From Rust Community Wiki
Jump to navigation Jump to search

The neverThis links to official Rust documentation type, also called uninhabited type, indicated with an exclamation point (!) is a primitive type that has no values. The never type can never exist at runtime, because it cannot be constructed. It is the return type of divergent functions, which never return:

fn doesnt_return() -> ! {
    loop {}

Using ! in other places than the return type of a function, is experimental and requires the never_type nightly feature. A workaround is to use an enum with no variants:

enum Never {}

The standard library contains a similar type, InfallibleThis links to official Rust documentation, which is used as the error type for conversions that never fail. For example:

struct Foo;
struct Bar;

impl TryFrom<Foo> for Bar {
    type Error = Infallible;
    fn try_from(_: Foo) -> Result<Bar, Infallible> {

When the never_type feature is stabilized, it will be possible to replace Infallible with ! everywhere. Note that this is a zero-cost abstraction thanks to Rusts layout optimizations.

! is a bottom type, which means that it is a subtype of every other type, and can be coerced to any type. This is exploited when using todo!This links to official Rust documentation or another panicking macro, which evaluates to !:

enum Never {}

fn not_implemented() -> f32 {

fn main() {
    let x: Never = panic!();

! has no impact on type inference.

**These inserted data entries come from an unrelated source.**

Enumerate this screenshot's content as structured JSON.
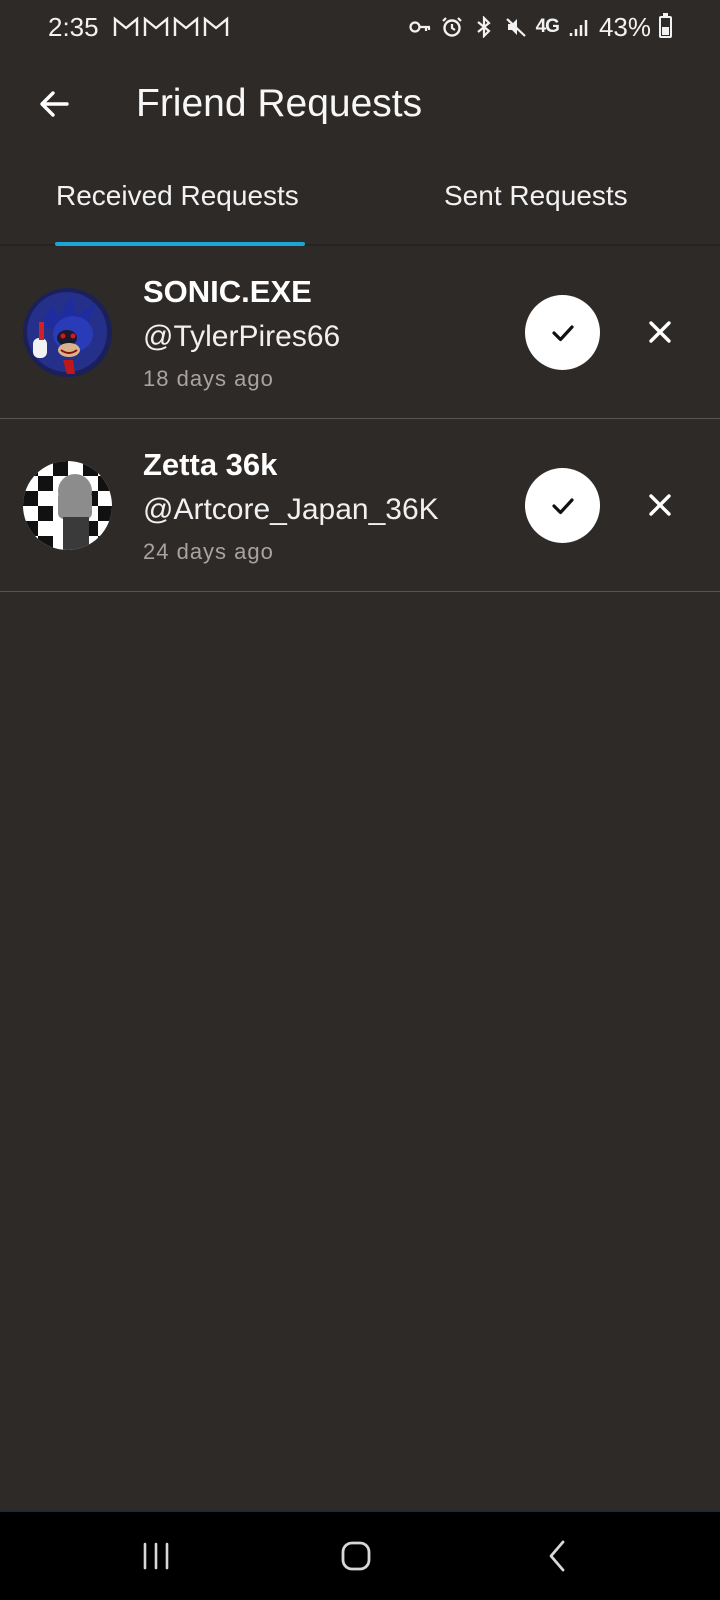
{
  "status_bar": {
    "time": "2:35",
    "network": "4G",
    "battery": "43%",
    "battery_level": 0.43
  },
  "header": {
    "title": "Friend Requests"
  },
  "tabs": [
    {
      "label": "Received Requests",
      "active": true
    },
    {
      "label": "Sent Requests",
      "active": false
    }
  ],
  "requests": [
    {
      "name": "SONIC.EXE",
      "handle": "@TylerPires66",
      "time": "18 days ago"
    },
    {
      "name": "Zetta 36k",
      "handle": "@Artcore_Japan_36K",
      "time": "24 days ago"
    }
  ],
  "colors": {
    "background": "#2e2a28",
    "tab_indicator": "#1aa6d7",
    "secondary_text": "#a8a3a0"
  },
  "icons": {
    "back": "arrow-left-icon",
    "accept": "check-icon",
    "decline": "close-icon",
    "nav_recents": "recents-icon",
    "nav_home": "home-icon",
    "nav_back": "chevron-left-icon"
  }
}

When no type is explicitly specified, Rust infers the unit type (), which becomes apparent in some error messages:

let x = panic!();
x + 5;

error[E0277]: cannot add `i32` to `()` | 2 | x + 5; | ^ no implementation for `() + i32` | = help: the trait `std::ops::Add<i32>` is not implemented for `()`

! implements many traits from the standard library, to make it easier to use it in generic contexts.